The report highlights failings by police and local councils in Oldham to protect vulnerable children from sexual exploitation

Vulnerable children were left exposed to sexual exploitation and grooming in Oldham due to “serious failings” by the police and local councils, a major report has found.

The report looked into the alleged grooming of children in council homes, shisha bars and by taxi drivers in the town and concluded there was no evidence of a cover up or “widespread” child sex abuse in those settings.

It said there were multiple missed opportunities to prevent abuse dating back to 2005, including offences committed by a council welfare officer who was later convicted of 30 rapes.

Children were exposed to sexual exploitation and grooming in Oldham due to “failings” by police and local councils (Photo: Shutterstock)

What did the report say?

Despite “legitimate concerns” of police and the council in Oldham of the far right capitalising on the issue of grooming by predominantly Pakistani men, the authorities in the town did not shy away from tackling the issue, the report said.


However, the authorities did fail some children, notably citing the case of one girl identified only as “Sophie”, who was abused aged just 12, after “significant opportunities missed” to protect her.

Sophie went to Oldham police station to report being raped by an Asian man in October 2006 and was told to come back when she was “not drunk”.

She was instead taken from the police station in a car and was raped in the vehicle, before being taken to a house and raped multiple times by five different men.

The 202-page report, authored by Malcolm Newsam, a renowned child care expert, and Gary Ridgeway, a former detective superintendent with Cambridgeshire Police, also details how Shabir Ahmed, the ring-leader of a notorious grooming gang in Rochdale, was employed by Oldham Council as a welfare rights officer and seconded to the Oldham Pakistani Community Centre.

Despite multiple concerns being raised about him and his arrest for the sexual assault of children, police failed to tell his employers.

“If this had happened, it may have potentially avoided the tragic abuse of other children…” the report states, citing “serious multiple failures” by both GMP and the local authority.


Ahmed, identified only as “Offender A” in the report, is now serving a 22 year jail sentence.

The report said both Oldham Council and Greater Manchester Police (GMP) should apologise for their failings after being “more concerned about covering up their failures” than acknowledging they failed to take action.

‘Victims were let down’

The report on Oldham follows an earlier damning report, centred on grooming gangs in Manchester, which said victims had been failed by police and local authorities in the city.

Maggie Oliver, former GMP detective who turned whistleblower, said: “Another day, yet another report about the failures of a police force to protect the most vulnerable in our society, even when there is irrefutable evidence to prosecute offenders and safeguard children.


“This report yet again clearly evidences catastrophic failings by the force and their repeated attempts to cover up and hide these failings both from the victims and from the public they serve, and that is extremely worrying.”

Andy Burnham, Mayor of Greater Manchester, added: “This report continues the process of shining a spotlight on past failures in Greater Manchester. There were serious failings and victims were let down, particularly Sophie.

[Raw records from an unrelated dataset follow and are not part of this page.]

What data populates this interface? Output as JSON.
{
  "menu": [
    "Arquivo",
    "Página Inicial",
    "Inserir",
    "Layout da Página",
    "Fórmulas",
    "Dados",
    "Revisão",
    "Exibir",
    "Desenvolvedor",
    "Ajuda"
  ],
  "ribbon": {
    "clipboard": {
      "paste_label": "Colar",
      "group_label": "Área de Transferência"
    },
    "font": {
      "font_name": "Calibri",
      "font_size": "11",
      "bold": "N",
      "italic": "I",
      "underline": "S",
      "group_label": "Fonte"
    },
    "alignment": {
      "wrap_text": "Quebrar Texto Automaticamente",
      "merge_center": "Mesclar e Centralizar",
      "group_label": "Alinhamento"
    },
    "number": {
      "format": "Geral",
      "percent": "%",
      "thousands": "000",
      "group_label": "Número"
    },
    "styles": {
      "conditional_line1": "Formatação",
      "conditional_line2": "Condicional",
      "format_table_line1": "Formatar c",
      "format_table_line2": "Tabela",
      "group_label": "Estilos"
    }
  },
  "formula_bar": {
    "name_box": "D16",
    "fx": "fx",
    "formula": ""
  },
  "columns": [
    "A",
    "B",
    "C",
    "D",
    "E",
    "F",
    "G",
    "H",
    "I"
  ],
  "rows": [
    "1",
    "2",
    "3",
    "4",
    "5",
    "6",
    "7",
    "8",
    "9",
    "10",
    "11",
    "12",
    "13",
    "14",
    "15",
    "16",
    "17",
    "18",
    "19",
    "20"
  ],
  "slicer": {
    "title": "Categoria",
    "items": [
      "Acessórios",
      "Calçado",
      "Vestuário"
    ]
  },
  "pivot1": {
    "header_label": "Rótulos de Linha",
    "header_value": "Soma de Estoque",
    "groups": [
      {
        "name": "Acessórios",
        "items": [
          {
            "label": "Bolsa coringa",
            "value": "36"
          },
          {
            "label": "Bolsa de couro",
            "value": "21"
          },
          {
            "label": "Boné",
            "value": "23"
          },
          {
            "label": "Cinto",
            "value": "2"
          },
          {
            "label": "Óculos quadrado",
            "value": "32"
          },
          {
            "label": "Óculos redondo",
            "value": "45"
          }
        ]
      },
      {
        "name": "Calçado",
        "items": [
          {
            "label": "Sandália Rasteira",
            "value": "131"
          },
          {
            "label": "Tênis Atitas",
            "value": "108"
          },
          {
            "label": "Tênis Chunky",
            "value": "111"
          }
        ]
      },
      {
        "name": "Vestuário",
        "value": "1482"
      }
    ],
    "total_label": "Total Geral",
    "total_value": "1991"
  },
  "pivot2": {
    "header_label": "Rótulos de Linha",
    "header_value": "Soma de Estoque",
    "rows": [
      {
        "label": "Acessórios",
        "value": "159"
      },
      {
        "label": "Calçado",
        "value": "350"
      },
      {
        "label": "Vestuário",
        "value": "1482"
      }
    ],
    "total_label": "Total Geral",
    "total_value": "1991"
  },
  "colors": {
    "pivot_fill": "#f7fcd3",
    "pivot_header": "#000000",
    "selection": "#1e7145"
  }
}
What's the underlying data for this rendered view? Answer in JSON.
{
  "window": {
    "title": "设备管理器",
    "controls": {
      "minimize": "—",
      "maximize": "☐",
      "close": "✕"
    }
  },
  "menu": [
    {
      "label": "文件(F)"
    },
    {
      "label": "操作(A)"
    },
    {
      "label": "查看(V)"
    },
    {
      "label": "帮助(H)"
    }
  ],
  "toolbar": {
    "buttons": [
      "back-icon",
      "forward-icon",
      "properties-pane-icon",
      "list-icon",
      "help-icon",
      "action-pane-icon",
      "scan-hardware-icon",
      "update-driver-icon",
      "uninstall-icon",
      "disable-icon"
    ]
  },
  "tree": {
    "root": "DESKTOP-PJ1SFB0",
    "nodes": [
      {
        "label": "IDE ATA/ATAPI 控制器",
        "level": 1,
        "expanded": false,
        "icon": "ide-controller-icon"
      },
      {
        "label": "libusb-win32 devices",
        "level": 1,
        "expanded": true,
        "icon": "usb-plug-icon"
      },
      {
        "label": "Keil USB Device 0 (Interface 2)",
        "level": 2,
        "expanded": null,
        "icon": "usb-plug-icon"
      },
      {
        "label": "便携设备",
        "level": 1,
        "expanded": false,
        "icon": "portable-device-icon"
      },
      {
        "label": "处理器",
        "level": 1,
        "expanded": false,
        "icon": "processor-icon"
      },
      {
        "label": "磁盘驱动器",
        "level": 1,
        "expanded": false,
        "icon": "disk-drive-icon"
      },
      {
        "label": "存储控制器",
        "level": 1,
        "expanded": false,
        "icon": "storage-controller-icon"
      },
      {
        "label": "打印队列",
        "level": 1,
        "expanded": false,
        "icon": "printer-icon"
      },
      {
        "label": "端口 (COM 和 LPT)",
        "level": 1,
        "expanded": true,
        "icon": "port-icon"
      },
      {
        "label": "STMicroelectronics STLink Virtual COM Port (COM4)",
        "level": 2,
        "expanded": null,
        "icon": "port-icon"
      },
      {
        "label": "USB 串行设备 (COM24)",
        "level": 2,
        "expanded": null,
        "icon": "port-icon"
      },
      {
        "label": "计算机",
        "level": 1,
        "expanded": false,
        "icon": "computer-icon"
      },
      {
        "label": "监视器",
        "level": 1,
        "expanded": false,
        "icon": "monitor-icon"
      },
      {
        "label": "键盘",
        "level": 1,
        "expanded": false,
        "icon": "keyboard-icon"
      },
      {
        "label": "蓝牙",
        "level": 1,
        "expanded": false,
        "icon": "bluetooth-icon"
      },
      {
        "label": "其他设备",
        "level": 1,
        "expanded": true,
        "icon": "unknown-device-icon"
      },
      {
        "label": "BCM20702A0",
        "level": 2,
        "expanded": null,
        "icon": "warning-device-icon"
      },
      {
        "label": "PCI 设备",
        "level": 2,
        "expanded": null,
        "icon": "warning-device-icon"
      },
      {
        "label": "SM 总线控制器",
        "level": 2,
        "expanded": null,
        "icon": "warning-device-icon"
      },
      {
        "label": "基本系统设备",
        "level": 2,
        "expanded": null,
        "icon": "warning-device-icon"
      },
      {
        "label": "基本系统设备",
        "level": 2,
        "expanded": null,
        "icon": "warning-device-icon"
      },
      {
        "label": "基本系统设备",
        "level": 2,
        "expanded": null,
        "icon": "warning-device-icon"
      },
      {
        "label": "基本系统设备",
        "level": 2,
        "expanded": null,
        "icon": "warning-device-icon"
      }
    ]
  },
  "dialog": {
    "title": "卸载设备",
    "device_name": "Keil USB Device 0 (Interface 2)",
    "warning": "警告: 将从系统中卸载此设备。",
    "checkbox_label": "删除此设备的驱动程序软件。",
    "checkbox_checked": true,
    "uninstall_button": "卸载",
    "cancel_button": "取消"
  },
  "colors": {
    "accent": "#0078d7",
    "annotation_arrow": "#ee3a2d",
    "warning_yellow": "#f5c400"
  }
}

“Whilst there was no evidence of a cover-up, we must not flinch from acknowledging shortcomings.”

A criminal investigation has been reopened in Manchester and police watchdogs called in to investigate former senior GMP officers following the grooming report on the city published in January 2020. Both probes are still ongoing.

Mr Burnham, chief constable of GMP Stephen Watson and the report authors will hold a press conference later today on publication of the report.